Friday, June 20, 2008

odds and ends

— The committees of Mayor A C Wharton's Sustainable Shelby met in a digital congress yesterday to vote on the initiative's priorities. Using a "clicker" — it looked just like a little remote — members of the initiative ranked the various committee's recommendations from 1, strongly disagree, to 7, strongly agree.

No surprise, there were a lot of 7s in the house (and only four recommendations out of 52 got a majority of 5s).

To begin, Wharton called sustainability "plain good business" and reminded the assembly of the kickoff meeting in March. At that meeting, Joe Cortright said that if we could get citizens to shave 2 miles off their daily drive, it would save a combined $280 million. (That they could then spend on other things.)
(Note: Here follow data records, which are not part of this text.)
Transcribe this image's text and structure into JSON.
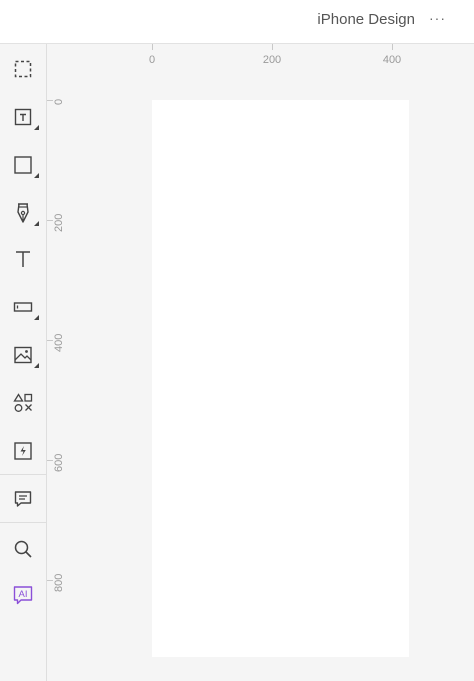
{
  "header": {
    "title": "iPhone Design",
    "more_label": "···"
  },
  "toolbar": {
    "tools": [
      {
        "name": "select",
        "icon": "marquee-select-icon"
      },
      {
        "name": "text-box",
        "icon": "text-box-icon"
      },
      {
        "name": "rectangle",
        "icon": "rectangle-icon"
      },
      {
        "name": "pen",
        "icon": "pen-icon"
      },
      {
        "name": "text",
        "icon": "text-icon"
      },
      {
        "name": "input-field",
        "icon": "input-field-icon"
      },
      {
        "name": "image",
        "icon": "image-icon"
      },
      {
        "name": "components",
        "icon": "components-icon"
      },
      {
        "name": "interaction",
        "icon": "lightning-icon"
      },
      {
        "name": "comment",
        "icon": "comment-icon"
      },
      {
        "name": "search",
        "icon": "search-icon"
      },
      {
        "name": "ai",
        "icon": "ai-icon",
        "label": "AI"
      }
    ],
    "accent_color": "#8a4fd8"
  },
  "rulers": {
    "horizontal_labels": [
      "0",
      "200",
      "400"
    ],
    "vertical_labels": [
      "0",
      "200",
      "400",
      "600",
      "800"
    ]
  }
}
"There is no doubt that sustainable communities do more than improve the environment," Wharton said. "They result in considerable savings that lead to economic growth."

The complete agenda will be presented at a Sustainable Shelby Call to Action public meeting Tuesday, July 8th, 2:30 p.m. at the Botanic Garden.
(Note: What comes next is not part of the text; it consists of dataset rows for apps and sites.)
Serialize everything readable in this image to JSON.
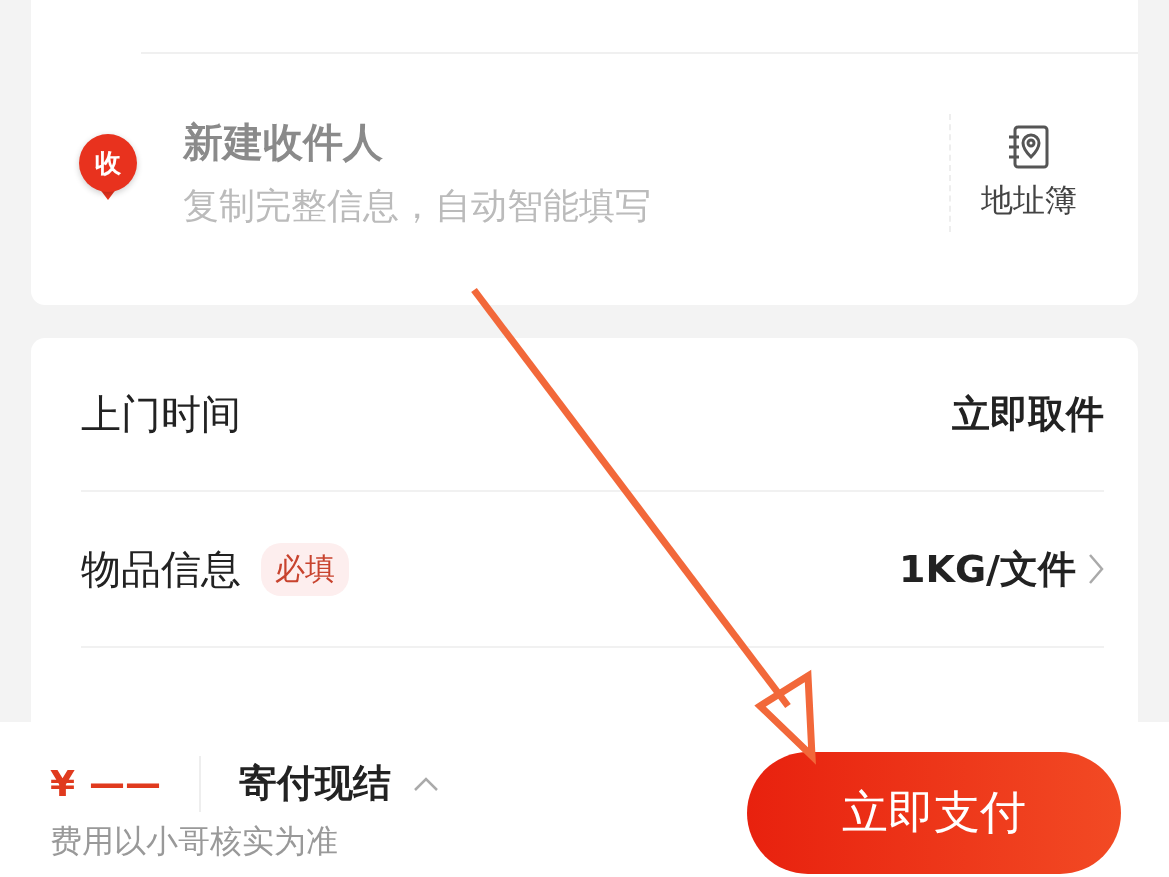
{
  "recipient": {
    "badge": "收",
    "title": "新建收件人",
    "hint": "复制完整信息，自动智能填写"
  },
  "address_book": {
    "label": "地址簿"
  },
  "rows": [
    {
      "kind": "value",
      "label": "上门时间",
      "value": "立即取件"
    },
    {
      "kind": "link",
      "label": "物品信息",
      "tag": "必填",
      "value": "1KG/文件"
    }
  ],
  "footer": {
    "currency": "¥",
    "price": "——",
    "payment": "寄付现结",
    "note": "费用以小哥核实为准",
    "submit": "立即支付"
  }
}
— Is mixed-use enough? Architect Keith Ray argues that omni-use is required to revitalize areas.

— Related to yesterday's post about infrastructure, Houston has just approved five light rail lines, to be completed by 2012. If I recall correctly, 2012 is the year that Memphis' light rail line, announced eight years ago and scheduled to run down Lamar to the airport, might be done.


Anonymous said...

In my view, the Memphis light rail line to the airport would be an expensive white elephant. It would help commuters how? By getting all the people who live downtown and work at the airport (all 6 of them) to and from work quickly? It doesn't address the where people in Memphis actually live and work. We would be much better off firing most of the higher ups at MATA, and starting up the bus system from scratch, making it rider friendly and very robust in regards to routes and times. As it is now, it's a joke.

marycash said...

One of my colleagues recently asked what good a rail line to the airport would be if we don't have any flights ...

The upcoming issue of the Flyer asks whether MATA could have opted for a simpler, less expensive option to light rail — express buses, clearer schedules, and shorter waiting times — and actually increase ridership more.